THere shouldn't be a real problem with refrigerating fondant. It does sweat sometimes when it comes out, especially if you put it immediately in a warm car for delivery. Let it come to room temperature before you do anything with it.

grammatlcl Posted 25 Sep 2009 , 4:11am
post #12 of 16

Thank you to everyone for your comments. The weather here is cooling so I might not have an issue. In any event, I know that I can try refrigeration in the future as the majority of people who responded said they don't have any trouble with it. I'm using the Wilton's fondant. Thanks again for all your input. gramma tlc

Tatati Posted 8 Oct 2009 , 4:24pm
post #13 of 16

I have some questions for the ones who refrigerate fondant-covered cakes...
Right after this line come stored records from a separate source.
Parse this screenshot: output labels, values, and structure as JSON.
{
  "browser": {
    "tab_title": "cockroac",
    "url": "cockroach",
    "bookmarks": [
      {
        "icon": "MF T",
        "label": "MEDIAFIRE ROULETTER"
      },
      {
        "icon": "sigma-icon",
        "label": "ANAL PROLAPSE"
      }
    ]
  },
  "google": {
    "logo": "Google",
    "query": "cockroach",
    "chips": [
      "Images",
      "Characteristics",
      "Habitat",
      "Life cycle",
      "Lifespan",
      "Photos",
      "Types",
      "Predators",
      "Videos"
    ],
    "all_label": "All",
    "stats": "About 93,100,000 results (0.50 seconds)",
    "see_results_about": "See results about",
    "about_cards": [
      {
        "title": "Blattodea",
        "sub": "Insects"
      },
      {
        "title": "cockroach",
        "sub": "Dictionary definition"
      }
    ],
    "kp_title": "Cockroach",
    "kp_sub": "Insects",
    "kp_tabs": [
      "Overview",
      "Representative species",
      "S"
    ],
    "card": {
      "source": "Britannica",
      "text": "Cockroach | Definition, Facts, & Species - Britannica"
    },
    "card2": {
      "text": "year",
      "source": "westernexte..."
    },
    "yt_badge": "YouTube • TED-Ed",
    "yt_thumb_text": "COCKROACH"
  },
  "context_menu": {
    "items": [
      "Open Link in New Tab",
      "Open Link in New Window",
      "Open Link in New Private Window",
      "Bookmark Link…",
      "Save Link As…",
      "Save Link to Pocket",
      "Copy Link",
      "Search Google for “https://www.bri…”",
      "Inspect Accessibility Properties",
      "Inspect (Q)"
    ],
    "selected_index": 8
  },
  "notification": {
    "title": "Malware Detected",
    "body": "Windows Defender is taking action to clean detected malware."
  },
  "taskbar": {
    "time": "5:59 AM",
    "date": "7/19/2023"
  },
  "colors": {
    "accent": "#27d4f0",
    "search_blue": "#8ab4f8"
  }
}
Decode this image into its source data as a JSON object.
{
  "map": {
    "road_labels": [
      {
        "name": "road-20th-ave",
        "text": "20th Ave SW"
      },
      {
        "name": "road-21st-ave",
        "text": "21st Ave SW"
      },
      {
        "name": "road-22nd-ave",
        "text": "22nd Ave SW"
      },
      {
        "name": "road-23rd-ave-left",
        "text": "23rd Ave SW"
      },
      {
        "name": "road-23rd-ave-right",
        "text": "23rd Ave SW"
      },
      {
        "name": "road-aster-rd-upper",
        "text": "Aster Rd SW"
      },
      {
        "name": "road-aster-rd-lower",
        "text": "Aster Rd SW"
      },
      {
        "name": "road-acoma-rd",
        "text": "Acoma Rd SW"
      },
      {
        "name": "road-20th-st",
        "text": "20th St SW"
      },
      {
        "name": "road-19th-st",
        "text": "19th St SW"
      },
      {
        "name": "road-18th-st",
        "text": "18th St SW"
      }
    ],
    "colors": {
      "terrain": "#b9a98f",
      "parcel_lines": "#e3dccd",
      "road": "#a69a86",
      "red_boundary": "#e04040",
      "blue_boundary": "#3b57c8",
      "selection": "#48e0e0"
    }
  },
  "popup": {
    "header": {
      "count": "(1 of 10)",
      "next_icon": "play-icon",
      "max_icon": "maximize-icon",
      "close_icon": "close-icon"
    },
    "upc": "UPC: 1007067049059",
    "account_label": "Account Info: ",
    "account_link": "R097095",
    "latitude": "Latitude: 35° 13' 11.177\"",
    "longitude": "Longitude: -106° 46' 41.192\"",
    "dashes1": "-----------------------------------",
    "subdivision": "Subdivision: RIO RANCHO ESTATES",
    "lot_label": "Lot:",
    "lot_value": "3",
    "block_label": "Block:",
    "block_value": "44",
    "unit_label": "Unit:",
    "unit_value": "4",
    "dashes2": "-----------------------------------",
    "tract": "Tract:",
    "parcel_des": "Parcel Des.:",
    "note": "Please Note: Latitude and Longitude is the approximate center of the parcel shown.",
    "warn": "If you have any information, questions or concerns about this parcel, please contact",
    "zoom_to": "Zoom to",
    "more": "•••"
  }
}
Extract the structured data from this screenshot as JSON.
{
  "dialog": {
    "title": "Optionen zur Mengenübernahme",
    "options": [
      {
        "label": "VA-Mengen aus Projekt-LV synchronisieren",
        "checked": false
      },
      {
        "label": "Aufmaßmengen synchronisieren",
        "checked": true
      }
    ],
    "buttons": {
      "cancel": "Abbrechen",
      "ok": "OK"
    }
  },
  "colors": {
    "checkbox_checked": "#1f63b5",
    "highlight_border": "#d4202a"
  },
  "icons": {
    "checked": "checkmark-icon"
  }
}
When you say you refrigerate cakes... How do you do it? Just keep the cake in the fridge or you put the cake in a cardboard box and wrap the whole box in saran wrap before putting in the fridge? Or some way else?

Do you keep the cakes fully decorated (including fondant/gumpaste accents)?

If it's a very detailed cake (the ones that take several details to be finish), could you take the cake out of the fridge, work, then return to the fridge, then next day you take it out... work some more, put back in the fridge and so on?

How about timing? Let's say your cake is for Saturday 3 pm, what time you take the cake out of the fridge?

Which brand of fondant do you use? Or better, what brand(s) cannot be refrigerated.

Are there any colors that should not be refrigerated?

I mostly make birthday cakes and more often than not I don't have to deliver/set-up like weddings and big events. My biggest concern is when the clients want to pick the cake up the day before. I have nightmares about clients keeping cakes in the fridge... without the proper care they could ruin the cake before the party.

I appreciate any and all the help.

PinkZiab Posted 8 Oct 2009 , 6:56pm
post #14 of 16

yes, you can. I refrigerate every single cake I make, without exception, and almost all of them are all-fondant.

Rylan Posted 8 Oct 2009 , 7:07pm
post #15 of 16

You will get plenty of different answers. I always refrigerate my cakes and never had a single problem but do keep in mind that other people do get problems.

Tatati Posted 8 Oct 2009 , 7:09pm
post #16 of 16

Hello PinkZiab, thank you so much for your replay.

I am aware you can refrigerate the cakes, but I was wondering if I'd be able to get more specifics on how to.

Quote by @%username% on %date%

%body%